Search the records for lines that contain the word "name". Copy them all.
━━━━━━━━━━
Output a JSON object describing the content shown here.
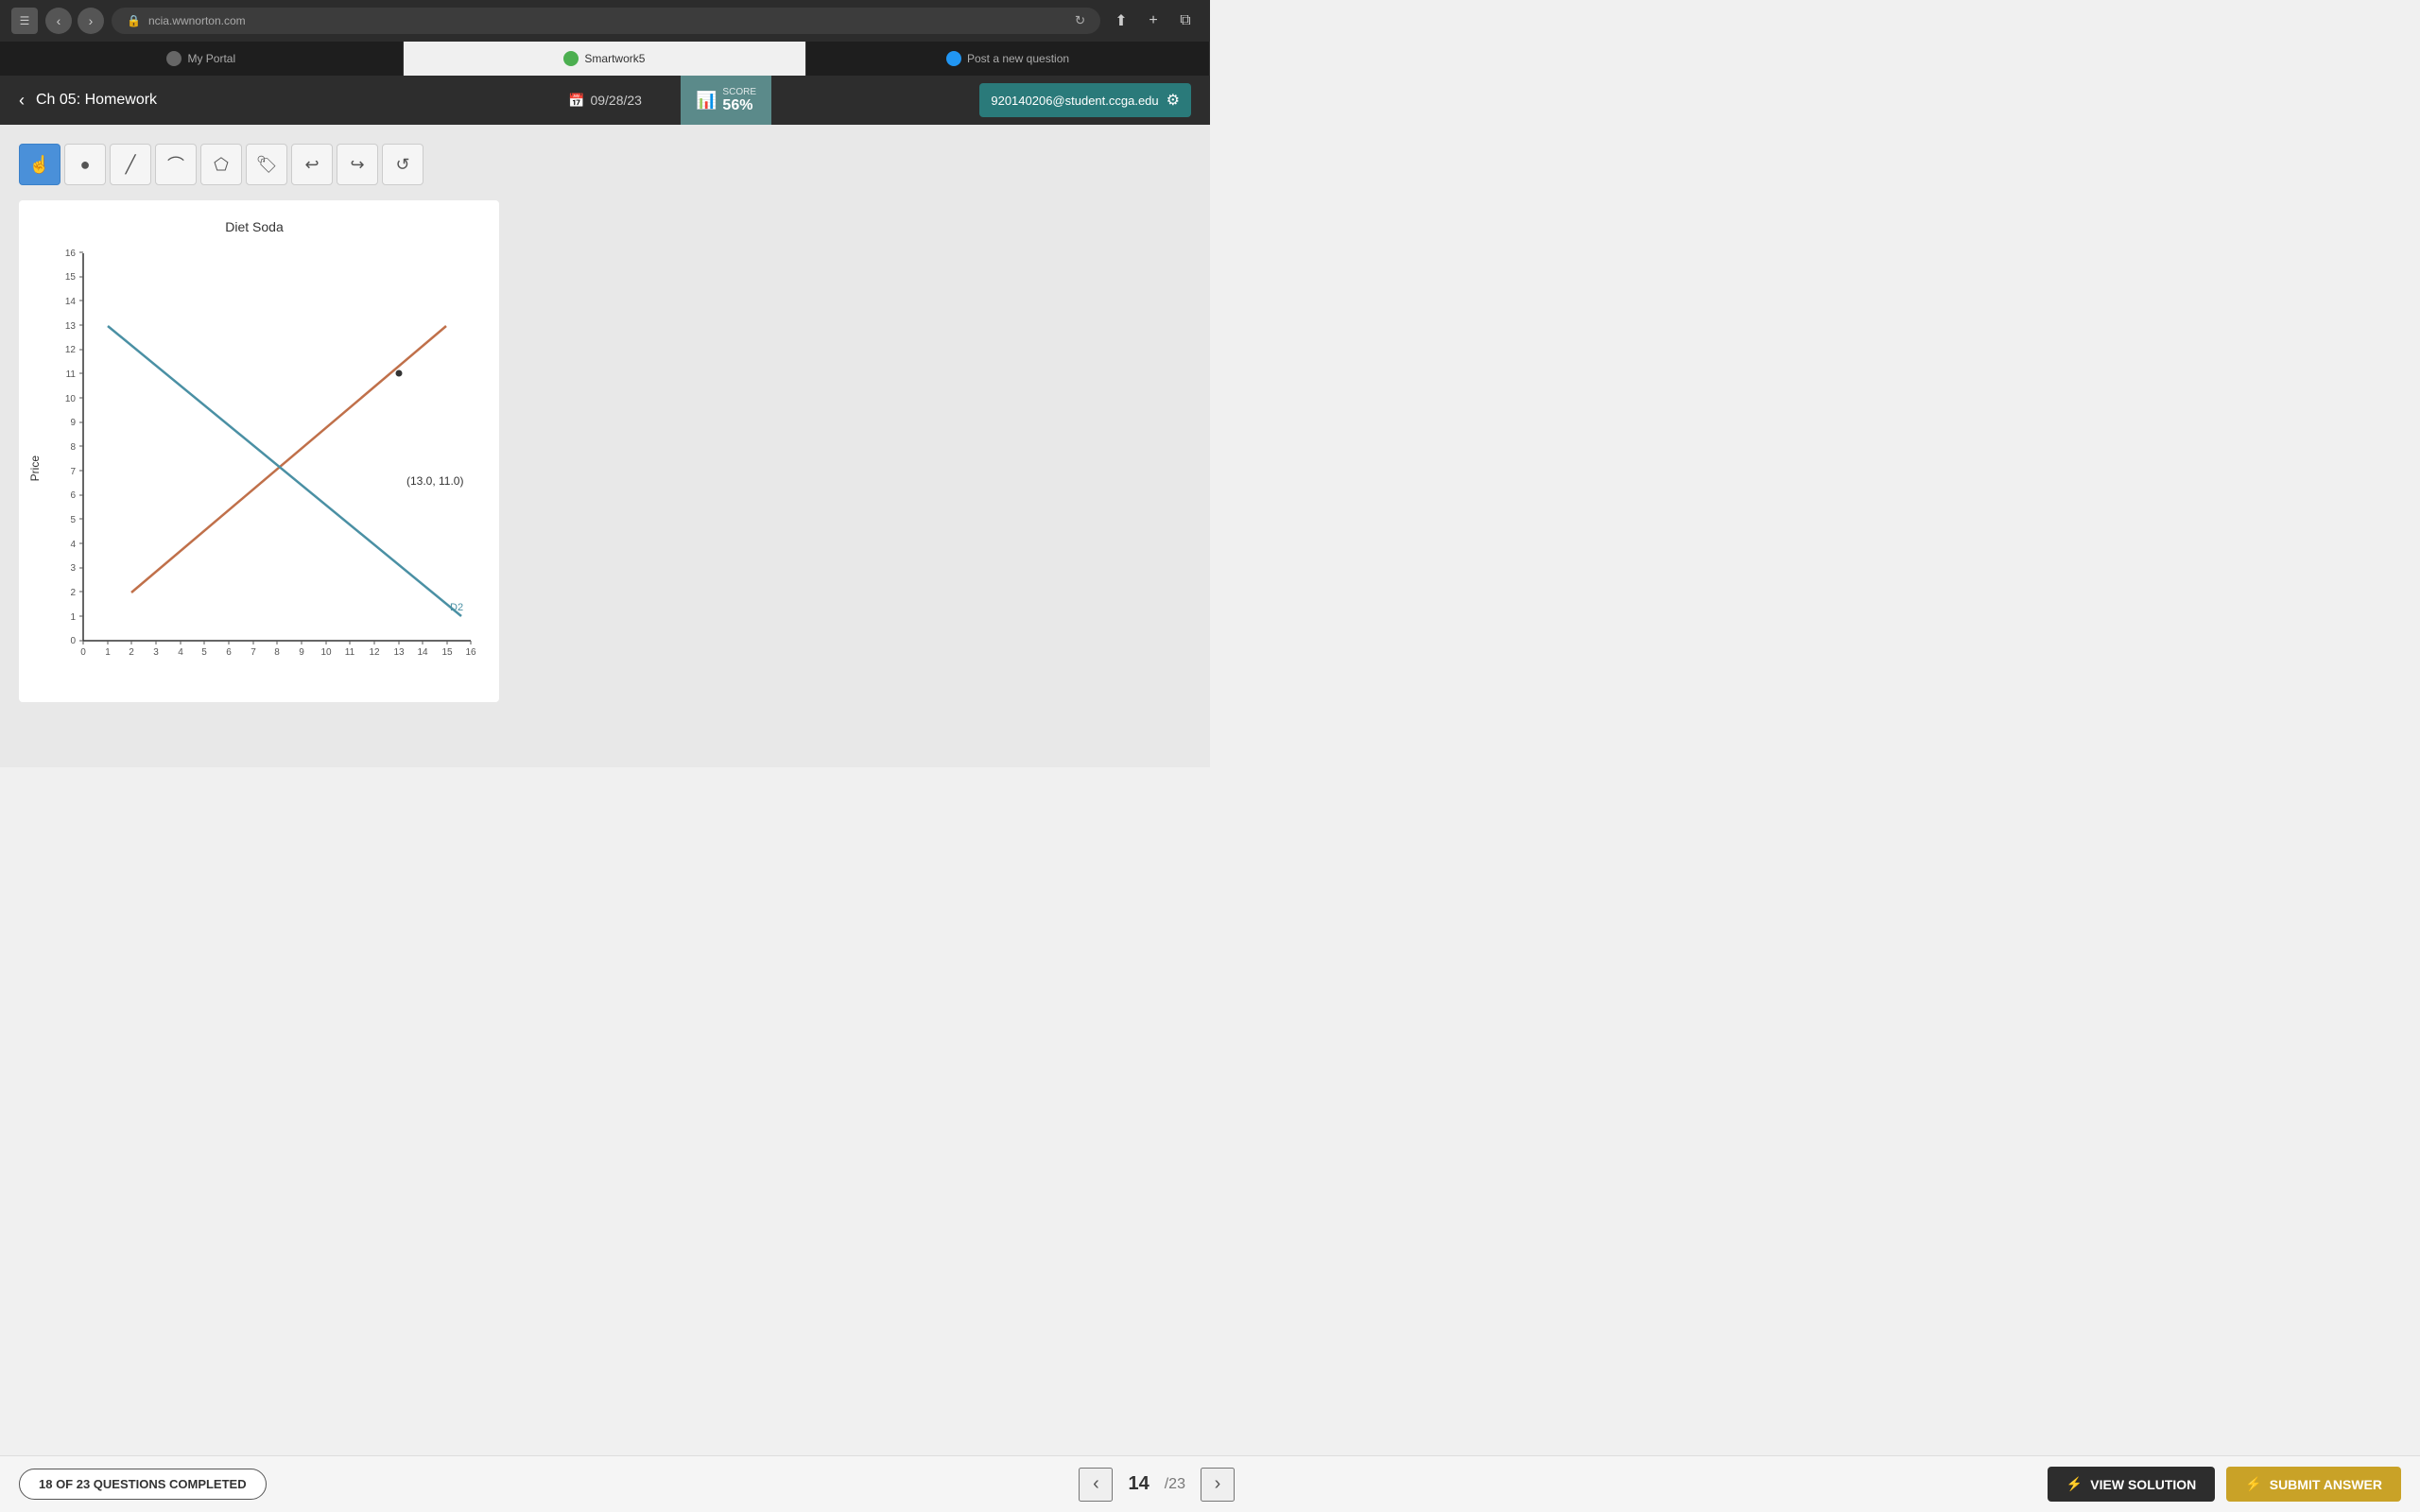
{
  "browser": {
    "url": "ncia.wwnorton.com",
    "tabs": [
      {
        "label": "My Portal",
        "active": false,
        "icon": "portal"
      },
      {
        "label": "Smartwork5",
        "active": true,
        "icon": "green"
      },
      {
        "label": "Post a new question",
        "active": false,
        "icon": "blue"
      }
    ]
  },
  "header": {
    "back_label": "‹",
    "chapter_title": "Ch 05: Homework",
    "date_icon": "📅",
    "date": "09/28/23",
    "score_label": "SCORE",
    "score_value": "56%",
    "user_email": "920140206@student.ccga.edu"
  },
  "toolbar": {
    "tools": [
      {
        "name": "select",
        "icon": "☝",
        "active": true
      },
      {
        "name": "dot",
        "icon": "●",
        "active": false
      },
      {
        "name": "line",
        "icon": "╱",
        "active": false
      },
      {
        "name": "curve",
        "icon": "⌒",
        "active": false
      },
      {
        "name": "polygon",
        "icon": "⬠",
        "active": false
      },
      {
        "name": "tag",
        "icon": "🏷",
        "active": false
      },
      {
        "name": "undo",
        "icon": "↩",
        "active": false
      },
      {
        "name": "redo",
        "icon": "↪",
        "active": false
      },
      {
        "name": "reset",
        "icon": "↺",
        "active": false
      }
    ]
  },
  "chart": {
    "title": "Diet Soda",
    "y_axis_label": "Price",
    "x_min": 0,
    "x_max": 16,
    "y_min": 0,
    "y_max": 16,
    "annotation": "(13.0, 11.0)",
    "supply_line_label": "",
    "demand2_label": "D2",
    "x_ticks": [
      "0",
      "1",
      "2",
      "3",
      "4",
      "5",
      "6",
      "7",
      "8",
      "9",
      "10",
      "11",
      "12",
      "13",
      "14",
      "15",
      "16"
    ],
    "y_ticks": [
      "0",
      "1",
      "2",
      "3",
      "4",
      "5",
      "6",
      "7",
      "8",
      "9",
      "10",
      "11",
      "12",
      "13",
      "14",
      "15",
      "16"
    ]
  },
  "bottom_bar": {
    "progress_text": "18 OF 23 QUESTIONS COMPLETED",
    "question_number": "14",
    "question_total": "/23",
    "prev_icon": "‹",
    "next_icon": "›",
    "view_solution_label": "VIEW SOLUTION",
    "submit_answer_label": "SUBMIT ANSWER",
    "lightning_icon": "⚡"
  }
}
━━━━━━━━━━
*Worked solution*
        "name": "select",
        "name": "dot",
        "name": "line",
        "name": "curve",
        "name": "polygon",
        "name": "tag",
        "name": "undo",
        "name": "redo",
        "name": "reset",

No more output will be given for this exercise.